“It is not just my name or Donald Trump’s name on the ballot tomorrow,” she went on. “Every issue you care about is at stake, and that is just the beginning, because we have to bridge the divides in our country. I regret deeply how angry the tone of the campaign became.”
“Not your fault!” someone yelled from the crowd. Clinton smiled.
Christine Hennessy of nearby Wyndmoor, Pennsylvania, became emotional talking about the historic significance of the first major party female candidate making her final case for the presidency just outside Independence Hall. “This is sacred ground,” she said
It is crucial for Clinton to hold on to Pennsylvania, which last went for a Republican presidential candidate 28 years ago. Obama narrowly won in 2012 with 52 percent of the vote.
Philadelphia offers Clinton more than simply a historic backdrop for her appeal to voters. While the city is overwhelmingly Democratic and certain to support Clinton overwhelmingly over Trump ― Obama won 85 percent of the vote in 2012 ― the suburbs that surround Philadelphia are among a handful of true battlegrounds during this contest for the White House.

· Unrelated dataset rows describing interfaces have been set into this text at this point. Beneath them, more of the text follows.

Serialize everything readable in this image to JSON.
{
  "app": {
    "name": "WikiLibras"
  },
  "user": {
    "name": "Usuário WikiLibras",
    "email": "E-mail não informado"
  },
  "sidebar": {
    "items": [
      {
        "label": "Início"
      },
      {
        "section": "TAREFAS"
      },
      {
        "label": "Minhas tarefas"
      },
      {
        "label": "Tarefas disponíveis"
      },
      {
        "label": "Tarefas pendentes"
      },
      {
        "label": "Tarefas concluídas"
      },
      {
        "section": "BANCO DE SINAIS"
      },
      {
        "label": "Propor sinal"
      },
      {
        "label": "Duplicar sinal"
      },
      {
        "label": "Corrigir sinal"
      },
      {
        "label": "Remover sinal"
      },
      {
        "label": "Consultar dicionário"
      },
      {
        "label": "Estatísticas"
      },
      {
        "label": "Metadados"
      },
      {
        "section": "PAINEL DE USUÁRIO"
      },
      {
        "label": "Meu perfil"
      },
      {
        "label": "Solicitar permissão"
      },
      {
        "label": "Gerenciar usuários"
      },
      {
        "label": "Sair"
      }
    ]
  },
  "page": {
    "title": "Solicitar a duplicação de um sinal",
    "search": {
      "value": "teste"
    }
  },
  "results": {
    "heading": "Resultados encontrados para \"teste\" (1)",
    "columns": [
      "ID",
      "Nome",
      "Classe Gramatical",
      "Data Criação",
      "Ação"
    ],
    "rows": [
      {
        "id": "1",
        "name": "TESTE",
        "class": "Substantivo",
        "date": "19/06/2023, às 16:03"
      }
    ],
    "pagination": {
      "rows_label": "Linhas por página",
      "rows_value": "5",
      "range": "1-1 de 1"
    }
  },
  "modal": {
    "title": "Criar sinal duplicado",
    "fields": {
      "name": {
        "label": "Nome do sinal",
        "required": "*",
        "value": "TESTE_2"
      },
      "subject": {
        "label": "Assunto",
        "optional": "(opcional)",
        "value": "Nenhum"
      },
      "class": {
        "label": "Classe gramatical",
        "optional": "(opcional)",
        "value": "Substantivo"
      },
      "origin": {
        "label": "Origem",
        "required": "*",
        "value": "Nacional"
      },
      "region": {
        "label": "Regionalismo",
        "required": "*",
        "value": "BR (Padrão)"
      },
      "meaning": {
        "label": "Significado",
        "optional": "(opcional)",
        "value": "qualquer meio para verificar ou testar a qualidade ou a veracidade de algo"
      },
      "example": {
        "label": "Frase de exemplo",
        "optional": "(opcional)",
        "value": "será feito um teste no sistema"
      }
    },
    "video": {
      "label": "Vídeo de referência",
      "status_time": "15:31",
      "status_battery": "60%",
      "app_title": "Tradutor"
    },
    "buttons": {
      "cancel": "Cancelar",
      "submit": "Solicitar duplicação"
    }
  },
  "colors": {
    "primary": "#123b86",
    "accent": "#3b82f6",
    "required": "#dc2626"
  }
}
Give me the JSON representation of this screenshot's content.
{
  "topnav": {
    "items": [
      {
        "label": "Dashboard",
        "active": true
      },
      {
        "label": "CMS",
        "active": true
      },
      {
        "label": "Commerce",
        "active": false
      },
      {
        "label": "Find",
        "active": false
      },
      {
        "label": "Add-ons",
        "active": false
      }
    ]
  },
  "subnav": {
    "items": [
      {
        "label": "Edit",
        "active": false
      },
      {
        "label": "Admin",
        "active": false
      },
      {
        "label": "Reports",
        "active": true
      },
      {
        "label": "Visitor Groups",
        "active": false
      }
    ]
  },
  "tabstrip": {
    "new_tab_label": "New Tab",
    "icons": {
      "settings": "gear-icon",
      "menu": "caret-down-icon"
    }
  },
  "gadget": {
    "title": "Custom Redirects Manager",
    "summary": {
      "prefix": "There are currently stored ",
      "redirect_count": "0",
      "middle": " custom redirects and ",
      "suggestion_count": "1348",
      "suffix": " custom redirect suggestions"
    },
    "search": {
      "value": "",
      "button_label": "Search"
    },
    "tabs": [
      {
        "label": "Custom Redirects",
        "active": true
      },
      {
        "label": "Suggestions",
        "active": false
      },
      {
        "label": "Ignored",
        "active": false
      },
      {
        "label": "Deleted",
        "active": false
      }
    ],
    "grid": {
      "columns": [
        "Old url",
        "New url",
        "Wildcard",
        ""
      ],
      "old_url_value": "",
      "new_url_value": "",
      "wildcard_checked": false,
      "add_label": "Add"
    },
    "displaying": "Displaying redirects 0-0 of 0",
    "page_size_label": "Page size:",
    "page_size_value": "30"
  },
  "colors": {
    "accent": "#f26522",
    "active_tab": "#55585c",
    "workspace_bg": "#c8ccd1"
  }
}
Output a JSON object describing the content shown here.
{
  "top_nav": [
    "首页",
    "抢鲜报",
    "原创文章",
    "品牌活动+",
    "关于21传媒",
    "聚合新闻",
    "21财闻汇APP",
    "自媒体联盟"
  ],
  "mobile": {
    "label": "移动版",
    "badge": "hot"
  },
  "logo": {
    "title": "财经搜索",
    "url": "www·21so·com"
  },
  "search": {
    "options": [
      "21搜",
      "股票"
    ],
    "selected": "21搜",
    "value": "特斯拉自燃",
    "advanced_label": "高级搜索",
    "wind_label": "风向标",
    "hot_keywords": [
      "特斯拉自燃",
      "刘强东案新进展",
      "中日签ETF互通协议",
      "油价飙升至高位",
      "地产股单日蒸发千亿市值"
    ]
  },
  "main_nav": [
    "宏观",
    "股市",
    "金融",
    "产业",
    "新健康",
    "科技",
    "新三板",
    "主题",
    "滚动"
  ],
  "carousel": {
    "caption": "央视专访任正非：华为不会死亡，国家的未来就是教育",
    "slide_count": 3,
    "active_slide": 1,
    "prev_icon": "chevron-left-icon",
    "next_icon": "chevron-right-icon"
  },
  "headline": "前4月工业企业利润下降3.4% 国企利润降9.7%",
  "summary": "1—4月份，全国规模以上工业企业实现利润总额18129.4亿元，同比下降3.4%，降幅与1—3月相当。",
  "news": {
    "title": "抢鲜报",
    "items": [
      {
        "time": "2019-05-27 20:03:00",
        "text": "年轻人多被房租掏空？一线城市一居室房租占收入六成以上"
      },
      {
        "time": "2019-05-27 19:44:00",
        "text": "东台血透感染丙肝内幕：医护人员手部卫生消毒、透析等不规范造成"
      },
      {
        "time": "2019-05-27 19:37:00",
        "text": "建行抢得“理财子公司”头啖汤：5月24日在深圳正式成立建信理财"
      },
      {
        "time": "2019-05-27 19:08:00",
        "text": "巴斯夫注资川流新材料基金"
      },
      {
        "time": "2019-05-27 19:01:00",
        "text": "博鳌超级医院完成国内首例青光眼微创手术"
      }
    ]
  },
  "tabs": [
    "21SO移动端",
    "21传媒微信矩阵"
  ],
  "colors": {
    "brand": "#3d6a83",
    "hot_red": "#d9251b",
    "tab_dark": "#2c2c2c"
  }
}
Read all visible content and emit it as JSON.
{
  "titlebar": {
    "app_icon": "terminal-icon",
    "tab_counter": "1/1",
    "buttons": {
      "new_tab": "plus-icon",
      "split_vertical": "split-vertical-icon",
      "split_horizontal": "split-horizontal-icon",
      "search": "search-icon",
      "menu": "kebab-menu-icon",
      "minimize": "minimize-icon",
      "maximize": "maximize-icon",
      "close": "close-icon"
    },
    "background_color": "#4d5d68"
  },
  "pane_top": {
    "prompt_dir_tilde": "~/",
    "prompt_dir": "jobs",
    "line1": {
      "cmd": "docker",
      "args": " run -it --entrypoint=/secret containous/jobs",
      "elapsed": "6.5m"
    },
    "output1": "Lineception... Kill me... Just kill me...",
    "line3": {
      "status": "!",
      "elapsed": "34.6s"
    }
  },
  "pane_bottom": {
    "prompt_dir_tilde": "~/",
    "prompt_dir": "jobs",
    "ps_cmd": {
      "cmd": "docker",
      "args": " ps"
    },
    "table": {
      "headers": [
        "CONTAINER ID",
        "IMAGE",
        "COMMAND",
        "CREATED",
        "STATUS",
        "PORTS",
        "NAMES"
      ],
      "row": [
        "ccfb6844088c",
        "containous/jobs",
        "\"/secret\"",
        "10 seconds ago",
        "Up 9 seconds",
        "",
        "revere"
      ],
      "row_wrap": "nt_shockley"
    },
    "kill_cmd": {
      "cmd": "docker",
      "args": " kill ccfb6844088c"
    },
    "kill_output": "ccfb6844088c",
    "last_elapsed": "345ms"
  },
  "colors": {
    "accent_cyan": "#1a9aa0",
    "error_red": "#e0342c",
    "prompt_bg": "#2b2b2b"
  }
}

Southeastern Pennsylvania is a crucial Democratic stronghold, and Republican presidential candidate Donald Trump has indicated he believes there are improprieties at polling places in many cities, and specifically in Philadelphia, though he offered no evidence. The Justice Department said Monday it would monitor polling places in Philadelphia.
Clinton leads Trump in Pennsylvania, 46.4 percent to 41.2 percent, according to the HuffPost Pollster average of polls.
Clinton’s clearest path to Pennsylvania’s 20 electoral college votes is not only to perform well in the Philadelphia and Pittsburgh suburbs but to generate big numbers from the urban centers to offset Trump support in the remainder of the state, which is more conservative than its two major cities.
Despite Pennsylvania being a reliable Democratic win in the last six presidential races, Republicans are a force in the Keystone State, where they control the legislature and represent 13 of 18 U.S. House members and one of the two U.S. senators. Republican Sen. Pat Toomey’s Democratic opponent, Kathleen McGinty, also spoke at the Clinton rally.
Clinton’s rally was held a day after FBI Director James Comey informed Congress that the bureau had found no information in a set of newly discovered emails that would change their prior conclusion that Clinton should face no charges in connection with her handling of emails as secretary of state.
At the rally Monday night, Obama said Trump had shown “utter contempt” for American values and had demonstrated himself to be incapable of leading the country. He poked fun at a report that Trump’s advisers were finally able to seize control of the Republican presidential nominee’s Twitter account.
“His closest advisors don’t trust him to tweet, why would any of us trust him with the nuclear codes?” Obama asked.
“Let’s show him there will be no question about the outcome of this election,” Clinton said.
“Make no mistake, our core values are being tested in this election. We know enough about my opponent, we know who he is. The real question for us is what kind of country we want to be, and what kind of future we want to build for our children.”